The Industrial Technology Research Institute (ITRI) has developed a device it said can detect the level of pesticides on fruits and vegetables as they are being washed, and it hopes the device can hit the market next year.
Chu Chun-hsun, director of the ITRI’s Smart Microsystems Technology Center, described the new device, jointly developed with the Ministry of Economic Affairs, as the world’s first easy-to-use pesticide detector.
The center is now discussing a transfer of the technology to companies and hopes it can be available commercially sometime next year. The center estimated the device will cost between US$100 and US$150.
Chu said the inspiration for the device came from optical detection methods commonly used in biomedical research, and researchers wanted to see what happened if the process was applied to food. Relying on the unique wavelength absorption pattern of different chemicals, the device performs spectral analysis to get the water soluble chemicals to “reveal themselves,” Chu explained.
An ITRI staffer displayed how the device, which weighs about 200 grams, is used, putting it in a bowl of water with the vegetables to be tested and waiting for the light on the wireless charger to either flash green, yellow or red. The light, which indicates whether there are pesticides present and at what level, gives a result in a matter of seconds.
If the light on the device is red, it means the pesticide level is much higher than the standard allows, indicating that the vegetables need to be cleaned more thoroughly.
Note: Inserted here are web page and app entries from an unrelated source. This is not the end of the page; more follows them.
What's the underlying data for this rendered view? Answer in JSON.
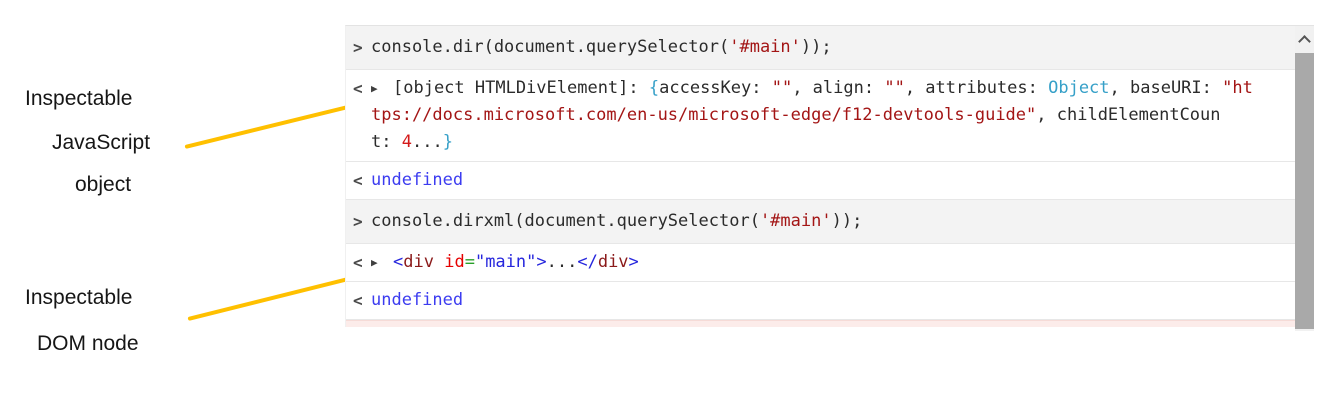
{
  "annotations": {
    "js_object": {
      "lines": [
        "Inspectable",
        "JavaScript",
        "object"
      ]
    },
    "dom_node": {
      "lines": [
        "Inspectable",
        "DOM node"
      ]
    }
  },
  "colors": {
    "code": "#2b2b2b",
    "string": "#a31515",
    "number": "#d41a1a",
    "cyan": "#36a0c8",
    "undef": "#3c3cf0",
    "tag": "#8b1a1a",
    "attr": "#e50000",
    "equals": "#28a028",
    "blue": "#2626dd",
    "gold": "#FFC000",
    "input_row_bg": "#f3f3f3",
    "scroll_thumb": "#a9a9a9",
    "scroll_track": "#f1f1f1",
    "pink_strip": "#fcecea"
  },
  "console": {
    "prompt_in": ">",
    "prompt_out": "<",
    "expander": "▶",
    "rows": [
      {
        "type": "input",
        "segments": [
          {
            "t": "console.dir(document.querySelector(",
            "c": "code"
          },
          {
            "t": "'#main'",
            "c": "string"
          },
          {
            "t": "));",
            "c": "code"
          }
        ]
      },
      {
        "type": "result",
        "expandable": true,
        "lines": [
          [
            {
              "t": "[object HTMLDivElement]: ",
              "c": "code"
            },
            {
              "t": "{",
              "c": "cyan"
            },
            {
              "t": "accessKey: ",
              "c": "code"
            },
            {
              "t": "\"\"",
              "c": "string"
            },
            {
              "t": ", align: ",
              "c": "code"
            },
            {
              "t": "\"\"",
              "c": "string"
            },
            {
              "t": ", attributes: ",
              "c": "code"
            },
            {
              "t": "Object",
              "c": "cyan"
            },
            {
              "t": ", baseURI: ",
              "c": "code"
            },
            {
              "t": "\"ht",
              "c": "string"
            }
          ],
          [
            {
              "t": "tps://docs.microsoft.com/en-us/microsoft-edge/f12-devtools-guide\"",
              "c": "string"
            },
            {
              "t": ", childElementCoun",
              "c": "code"
            }
          ],
          [
            {
              "t": "t: ",
              "c": "code"
            },
            {
              "t": "4",
              "c": "number"
            },
            {
              "t": "...",
              "c": "code"
            },
            {
              "t": "}",
              "c": "cyan"
            }
          ]
        ]
      },
      {
        "type": "result",
        "segments": [
          {
            "t": "undefined",
            "c": "undef"
          }
        ]
      },
      {
        "type": "input",
        "segments": [
          {
            "t": "console.dirxml(document.querySelector(",
            "c": "code"
          },
          {
            "t": "'#main'",
            "c": "string"
          },
          {
            "t": "));",
            "c": "code"
          }
        ]
      },
      {
        "type": "result",
        "expandable": true,
        "lines": [
          [
            {
              "t": "<",
              "c": "blue"
            },
            {
              "t": "div",
              "c": "tag"
            },
            {
              "t": " ",
              "c": "code"
            },
            {
              "t": "id",
              "c": "attr"
            },
            {
              "t": "=",
              "c": "equals"
            },
            {
              "t": "\"main\"",
              "c": "blue"
            },
            {
              "t": ">",
              "c": "blue"
            },
            {
              "t": "...",
              "c": "code"
            },
            {
              "t": "</",
              "c": "blue"
            },
            {
              "t": "div",
              "c": "tag"
            },
            {
              "t": ">",
              "c": "blue"
            }
          ]
        ]
      },
      {
        "type": "result",
        "segments": [
          {
            "t": "undefined",
            "c": "undef"
          }
        ]
      }
    ]
  }
}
A yellow light means a slightly higher amount of pesticide than the maximum amount allowed, and a green light signals that no pesticides, or only a minimal amount, are present.
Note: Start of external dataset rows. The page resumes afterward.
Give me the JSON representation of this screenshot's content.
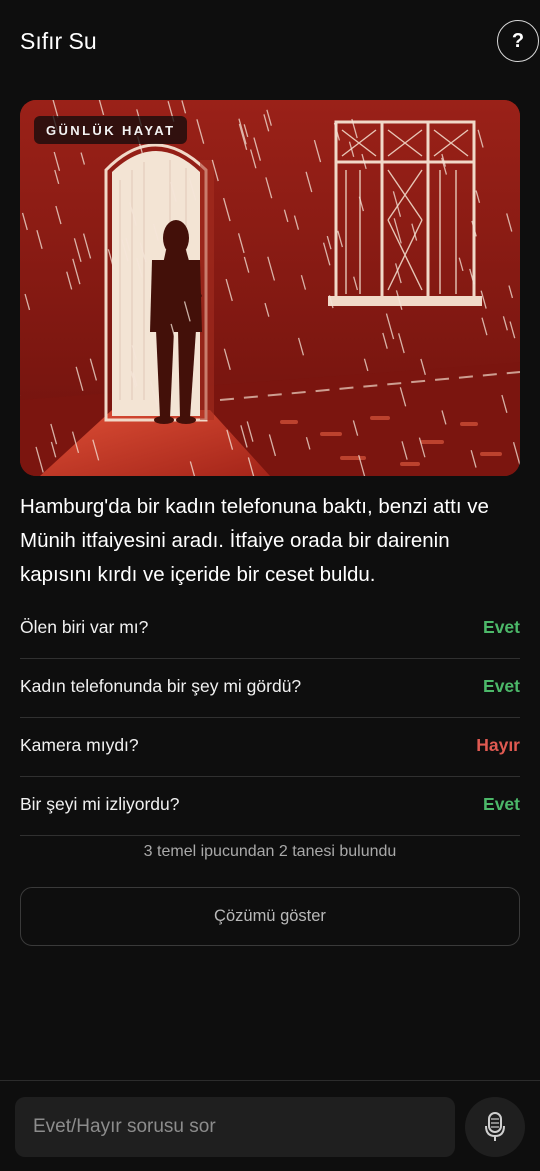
{
  "header": {
    "title": "Sıfır Su",
    "help_label": "?"
  },
  "hero": {
    "category": "GÜNLÜK HAYAT",
    "image_icon": "woman-in-doorway-rain-illustration"
  },
  "story": {
    "text": "Hamburg'da bir kadın telefonuna baktı, benzi attı ve Münih itfaiyesini aradı. İtfaiye orada bir dairenin kapısını kırdı ve içeride bir ceset buldu."
  },
  "qa": [
    {
      "question": "Ölen biri var mı?",
      "answer": "Evet",
      "status": "yes"
    },
    {
      "question": "Kadın telefonunda bir şey mi gördü?",
      "answer": "Evet",
      "status": "yes"
    },
    {
      "question": "Kamera mıydı?",
      "answer": "Hayır",
      "status": "no"
    },
    {
      "question": "Bir şeyi mi izliyordu?",
      "answer": "Evet",
      "status": "yes"
    }
  ],
  "progress": {
    "text": "3 temel ipucundan 2 tanesi bulundu"
  },
  "solution": {
    "label": "Çözümü göster"
  },
  "input": {
    "placeholder": "Evet/Hayır sorusu sor",
    "value": ""
  },
  "mic": {
    "icon": "microphone-icon"
  },
  "colors": {
    "background": "#0e0e0e",
    "yes": "#4cb869",
    "no": "#e05a52",
    "hero_red": "#8e1a14"
  }
}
Source article: http://www.taipeitimes.com/News/lang/archives/2017/06/04/2003671844